Ruger’s Security Six featured a .41 frame, rugged lock work, and fully adjustable sights. The revolver is nearly as accurate as the Python — according to its many fans. The Speed Six is a .357 Magnum revolver with fixed sights and a round butt — a concealed carry or rough service version of the rugged and reliable Security Six. I have a long history with this revolver. While the later GP100 is doubtless stronger and more durable, the Speed Six is among the fastest handling Ruger revolvers every manufactured.
The Ruger GP100 is tank tough. This heavy-duty .357 Magnum revolver offers excellent accuracy fit and finish. The action is smooth. The revolver doesn’t feature the problematic action lock found on some modern revolvers.
The GP100 won’t break the bank, but it will accomplish anything any other revolver will do while refusing to break down or go out of time. The Ruger is also offered in a 10mm version and even a super accurate .22 version. This is among the sturdiest revolvers ever manufactured.
Charter Arms Bulldog, Boxer, and Others
Charter Arms began manufacturing revolvers during the Vietnam War. Good quality revolvers were difficult to come by. Charter Arms offered a reliable revolver at a fair price, allowing many Americans on a budget to own decent home protection. The original product was the Charter Arms Undercover, a lightweight .38 Special using a steel frame.

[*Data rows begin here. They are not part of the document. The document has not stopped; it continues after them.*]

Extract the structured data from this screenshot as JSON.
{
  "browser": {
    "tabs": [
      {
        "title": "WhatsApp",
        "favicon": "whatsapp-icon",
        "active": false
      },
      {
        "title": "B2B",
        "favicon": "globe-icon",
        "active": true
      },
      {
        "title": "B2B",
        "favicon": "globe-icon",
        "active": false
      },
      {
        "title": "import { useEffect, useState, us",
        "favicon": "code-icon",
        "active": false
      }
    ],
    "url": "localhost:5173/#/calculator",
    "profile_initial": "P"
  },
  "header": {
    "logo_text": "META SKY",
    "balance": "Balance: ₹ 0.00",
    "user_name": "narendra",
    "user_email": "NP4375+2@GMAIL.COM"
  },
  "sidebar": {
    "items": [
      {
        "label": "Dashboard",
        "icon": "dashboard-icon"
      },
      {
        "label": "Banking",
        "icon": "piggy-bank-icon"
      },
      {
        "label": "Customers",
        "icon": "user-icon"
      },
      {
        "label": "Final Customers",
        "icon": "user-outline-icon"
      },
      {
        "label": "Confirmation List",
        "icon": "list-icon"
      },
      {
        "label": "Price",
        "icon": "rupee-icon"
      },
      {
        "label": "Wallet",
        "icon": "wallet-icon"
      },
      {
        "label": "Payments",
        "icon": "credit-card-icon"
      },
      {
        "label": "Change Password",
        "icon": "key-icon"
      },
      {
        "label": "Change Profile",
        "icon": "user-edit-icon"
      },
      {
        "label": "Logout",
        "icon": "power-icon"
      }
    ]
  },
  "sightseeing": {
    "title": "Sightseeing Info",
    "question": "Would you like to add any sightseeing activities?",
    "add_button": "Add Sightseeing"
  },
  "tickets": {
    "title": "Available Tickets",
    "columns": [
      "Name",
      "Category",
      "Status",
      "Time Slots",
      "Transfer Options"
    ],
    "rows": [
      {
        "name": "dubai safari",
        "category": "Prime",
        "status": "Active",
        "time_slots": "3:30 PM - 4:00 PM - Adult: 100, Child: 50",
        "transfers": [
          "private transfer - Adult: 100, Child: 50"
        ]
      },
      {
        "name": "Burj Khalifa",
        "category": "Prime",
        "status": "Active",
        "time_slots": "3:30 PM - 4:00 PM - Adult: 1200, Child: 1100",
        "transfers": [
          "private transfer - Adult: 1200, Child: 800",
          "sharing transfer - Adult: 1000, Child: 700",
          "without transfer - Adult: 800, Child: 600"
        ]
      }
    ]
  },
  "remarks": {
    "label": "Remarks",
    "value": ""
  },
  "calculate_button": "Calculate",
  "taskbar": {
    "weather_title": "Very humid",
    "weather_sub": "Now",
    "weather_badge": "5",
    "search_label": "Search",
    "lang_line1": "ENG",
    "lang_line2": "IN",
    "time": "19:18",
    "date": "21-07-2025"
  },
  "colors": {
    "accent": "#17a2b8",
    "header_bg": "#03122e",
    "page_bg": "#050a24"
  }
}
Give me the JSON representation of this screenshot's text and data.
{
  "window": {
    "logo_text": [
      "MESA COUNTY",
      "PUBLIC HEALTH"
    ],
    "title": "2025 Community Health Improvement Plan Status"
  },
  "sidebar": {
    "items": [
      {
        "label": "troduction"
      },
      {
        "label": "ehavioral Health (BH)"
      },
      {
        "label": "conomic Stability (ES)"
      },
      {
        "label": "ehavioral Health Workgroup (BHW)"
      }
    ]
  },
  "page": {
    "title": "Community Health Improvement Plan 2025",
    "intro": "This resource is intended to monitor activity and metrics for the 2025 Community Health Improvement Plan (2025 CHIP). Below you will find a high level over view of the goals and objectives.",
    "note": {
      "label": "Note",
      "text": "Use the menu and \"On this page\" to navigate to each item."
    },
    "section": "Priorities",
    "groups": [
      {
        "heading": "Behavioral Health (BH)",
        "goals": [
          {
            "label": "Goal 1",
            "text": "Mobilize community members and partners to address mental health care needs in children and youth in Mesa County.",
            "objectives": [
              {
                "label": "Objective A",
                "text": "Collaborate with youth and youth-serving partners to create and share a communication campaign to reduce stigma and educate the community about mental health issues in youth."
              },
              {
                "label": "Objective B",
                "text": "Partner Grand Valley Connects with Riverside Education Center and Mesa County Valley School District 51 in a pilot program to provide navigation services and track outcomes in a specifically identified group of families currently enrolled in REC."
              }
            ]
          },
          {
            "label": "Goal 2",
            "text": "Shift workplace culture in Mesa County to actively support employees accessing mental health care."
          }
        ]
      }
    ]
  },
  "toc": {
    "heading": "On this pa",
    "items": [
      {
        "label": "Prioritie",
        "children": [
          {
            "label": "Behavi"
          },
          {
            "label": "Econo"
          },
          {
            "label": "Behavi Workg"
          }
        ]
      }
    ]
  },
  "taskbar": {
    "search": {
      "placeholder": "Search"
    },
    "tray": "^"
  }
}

The Undercover featured a modern, transfer bar ignition action. In the early 1970s, Charter Arms introduced the five-shot .44 Special Bulldog. The Bulldog was a sensation. Later versions were offered in .357 Magnum.
The six-shot Boxer is a light, handy .38 Special version of the Bulldog. The smaller five-shot .38s are more common while the slightly larger handguns are easier to shoot well. These revolvers fill an important niche between expensive but high quality revolvers and rougher cheap guns.
The Chiappa is a unique, even fantastic, design. The barrel is located low on the receiver. The revolver fires from the lower chamber. The double-action trigger is very smooth. A cocking lever allows the shooter to cock the internal hammer for single-action shots.
The revolver is very easy to use well. Despite an unusual appearance, the Chiappa Rhino is among the most ergonomic revolvers every manufactured. This isn’t a traditional revolver, but it is certainly a shooter’s revolver.